Academic espionage is not new, but federal investigators and scientific agencies are increasingly warning about foreign nations poaching on U.S.-financed research. In a 2018 report on the subject by the National Institutes of Health, one of the largest funding sources for medical research in the world, authorities noted that foreign governments “have mounted systematic programs” to take advantage of these relationships. A study for the National Science Foundation issued in December encouraged the United States to maintain these global ties. But it noted that American academics and government officials alike were partly blind to these espionage activities, and it urged a range of measures to better preserve the integrity of U.S.-sponsored research.
Moffitt demonstrated good faith and restored some of its credibility with lawmakers by refunding $1 million to the state last week that had been used to pay several scientists tied to the China investigation. The House committee also heard from UF officials about how they are improving their protocols for researchers to disclose their outside activities and financial interests.
Moffitt and UF should continue to provide legislators and taxpayers a more complete picture of what happened. The FBI says it wants a closer working relationship with state officials, which is appropriate provided it properly balances the value of these global scientific exchanges and the rights of academic freedom. The House committee could provide helpful guidance going forward, and the state has an obvious interest in protecting its sponsored research. The committee should not feel compelled to propose far-reaching reforms this late in the legislative session. This discussion should be methodical, the FBI is continuing its investigation, and research institutions across the state are on notice to be more vigilant and protective of research that taxpayers are subsidizing.

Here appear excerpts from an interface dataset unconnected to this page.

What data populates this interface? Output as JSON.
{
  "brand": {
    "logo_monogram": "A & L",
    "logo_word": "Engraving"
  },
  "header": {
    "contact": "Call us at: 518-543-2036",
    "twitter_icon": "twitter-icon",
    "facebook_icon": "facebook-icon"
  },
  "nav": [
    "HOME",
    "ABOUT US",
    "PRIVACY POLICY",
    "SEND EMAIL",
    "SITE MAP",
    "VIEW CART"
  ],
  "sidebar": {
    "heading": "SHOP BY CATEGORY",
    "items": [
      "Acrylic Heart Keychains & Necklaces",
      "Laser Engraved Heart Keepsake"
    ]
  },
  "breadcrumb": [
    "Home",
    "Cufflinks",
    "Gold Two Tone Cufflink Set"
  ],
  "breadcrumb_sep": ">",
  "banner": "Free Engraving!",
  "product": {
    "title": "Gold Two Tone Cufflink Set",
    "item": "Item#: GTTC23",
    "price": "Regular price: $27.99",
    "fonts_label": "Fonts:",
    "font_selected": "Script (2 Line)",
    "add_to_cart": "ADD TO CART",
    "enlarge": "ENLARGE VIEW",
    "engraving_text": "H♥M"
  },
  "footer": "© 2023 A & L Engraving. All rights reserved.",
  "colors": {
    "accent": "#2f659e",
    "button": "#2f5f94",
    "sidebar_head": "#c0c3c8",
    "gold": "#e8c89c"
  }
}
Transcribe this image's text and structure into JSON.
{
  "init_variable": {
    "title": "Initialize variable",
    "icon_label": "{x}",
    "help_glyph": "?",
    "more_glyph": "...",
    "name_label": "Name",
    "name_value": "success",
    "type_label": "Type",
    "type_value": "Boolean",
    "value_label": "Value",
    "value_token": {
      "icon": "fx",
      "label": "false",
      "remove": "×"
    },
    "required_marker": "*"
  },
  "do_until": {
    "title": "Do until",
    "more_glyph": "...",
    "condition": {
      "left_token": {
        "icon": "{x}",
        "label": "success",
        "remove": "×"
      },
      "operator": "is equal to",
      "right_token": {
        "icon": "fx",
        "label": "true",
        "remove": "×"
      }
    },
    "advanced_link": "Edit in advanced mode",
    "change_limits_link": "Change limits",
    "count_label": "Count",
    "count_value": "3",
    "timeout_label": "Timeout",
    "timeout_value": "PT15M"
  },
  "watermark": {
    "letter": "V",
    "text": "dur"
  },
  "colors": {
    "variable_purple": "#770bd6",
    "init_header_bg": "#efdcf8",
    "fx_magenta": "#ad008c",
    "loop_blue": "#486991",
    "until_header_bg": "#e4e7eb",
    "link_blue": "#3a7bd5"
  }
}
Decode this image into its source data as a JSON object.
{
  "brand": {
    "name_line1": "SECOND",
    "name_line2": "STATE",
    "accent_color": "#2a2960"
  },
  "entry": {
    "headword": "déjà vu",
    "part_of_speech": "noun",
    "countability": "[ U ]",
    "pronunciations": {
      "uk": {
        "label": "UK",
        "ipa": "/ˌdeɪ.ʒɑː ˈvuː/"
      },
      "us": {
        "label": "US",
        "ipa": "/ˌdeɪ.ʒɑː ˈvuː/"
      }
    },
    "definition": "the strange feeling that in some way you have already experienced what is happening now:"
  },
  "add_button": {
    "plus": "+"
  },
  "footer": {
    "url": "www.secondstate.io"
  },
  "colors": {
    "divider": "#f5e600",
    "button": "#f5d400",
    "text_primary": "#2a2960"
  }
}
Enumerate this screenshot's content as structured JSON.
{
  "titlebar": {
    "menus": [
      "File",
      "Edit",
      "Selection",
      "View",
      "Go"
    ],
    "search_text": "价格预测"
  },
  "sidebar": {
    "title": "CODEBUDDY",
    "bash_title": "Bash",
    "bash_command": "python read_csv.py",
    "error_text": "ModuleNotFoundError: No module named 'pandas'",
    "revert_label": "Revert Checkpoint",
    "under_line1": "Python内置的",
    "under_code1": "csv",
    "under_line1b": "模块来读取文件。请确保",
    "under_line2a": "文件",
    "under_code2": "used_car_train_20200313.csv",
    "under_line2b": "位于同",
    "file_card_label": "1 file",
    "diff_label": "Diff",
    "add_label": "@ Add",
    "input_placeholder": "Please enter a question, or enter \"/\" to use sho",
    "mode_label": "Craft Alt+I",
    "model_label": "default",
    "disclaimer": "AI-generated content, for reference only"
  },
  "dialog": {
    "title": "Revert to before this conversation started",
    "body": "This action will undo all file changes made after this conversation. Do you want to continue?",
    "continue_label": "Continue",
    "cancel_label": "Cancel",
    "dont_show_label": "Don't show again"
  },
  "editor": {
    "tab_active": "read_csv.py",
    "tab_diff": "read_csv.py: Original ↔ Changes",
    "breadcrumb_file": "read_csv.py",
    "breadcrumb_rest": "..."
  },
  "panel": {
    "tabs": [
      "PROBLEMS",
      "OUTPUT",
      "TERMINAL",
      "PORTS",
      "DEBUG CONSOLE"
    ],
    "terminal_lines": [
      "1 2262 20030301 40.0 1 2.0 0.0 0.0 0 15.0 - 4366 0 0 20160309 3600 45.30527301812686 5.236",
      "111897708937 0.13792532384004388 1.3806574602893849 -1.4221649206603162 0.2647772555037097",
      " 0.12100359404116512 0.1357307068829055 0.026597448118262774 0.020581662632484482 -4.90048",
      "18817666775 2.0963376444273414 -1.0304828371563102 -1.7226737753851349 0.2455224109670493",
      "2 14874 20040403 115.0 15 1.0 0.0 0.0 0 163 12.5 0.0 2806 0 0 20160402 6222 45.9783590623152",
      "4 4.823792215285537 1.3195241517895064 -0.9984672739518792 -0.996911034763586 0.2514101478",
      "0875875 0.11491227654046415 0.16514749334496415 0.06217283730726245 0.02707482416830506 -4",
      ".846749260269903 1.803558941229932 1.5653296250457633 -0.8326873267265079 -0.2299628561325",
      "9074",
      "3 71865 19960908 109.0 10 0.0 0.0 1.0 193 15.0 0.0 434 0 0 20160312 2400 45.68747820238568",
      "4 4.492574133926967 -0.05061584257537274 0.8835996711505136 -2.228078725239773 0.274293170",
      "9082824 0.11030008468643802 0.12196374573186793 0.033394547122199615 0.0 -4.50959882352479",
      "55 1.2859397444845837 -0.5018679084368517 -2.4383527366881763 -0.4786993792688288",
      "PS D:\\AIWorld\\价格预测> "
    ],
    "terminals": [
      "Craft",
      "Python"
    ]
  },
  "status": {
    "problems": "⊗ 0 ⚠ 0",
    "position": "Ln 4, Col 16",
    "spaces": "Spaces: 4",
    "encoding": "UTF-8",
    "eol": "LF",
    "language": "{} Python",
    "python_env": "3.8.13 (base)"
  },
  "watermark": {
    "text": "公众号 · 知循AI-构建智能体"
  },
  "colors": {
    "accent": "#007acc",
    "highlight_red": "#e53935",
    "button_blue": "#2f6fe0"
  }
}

Editorials are the institutional voice of the Tampa Bay Times. The members of the Editorial Board are Times Chairman and CEO Paul Tash, Editor of Editorials Tim Nickens, and editorial writers Elizabeth Djinis, John Hill and Jim Verhulst. Follow @TBTimes_Opinion on Twitter for more opinion news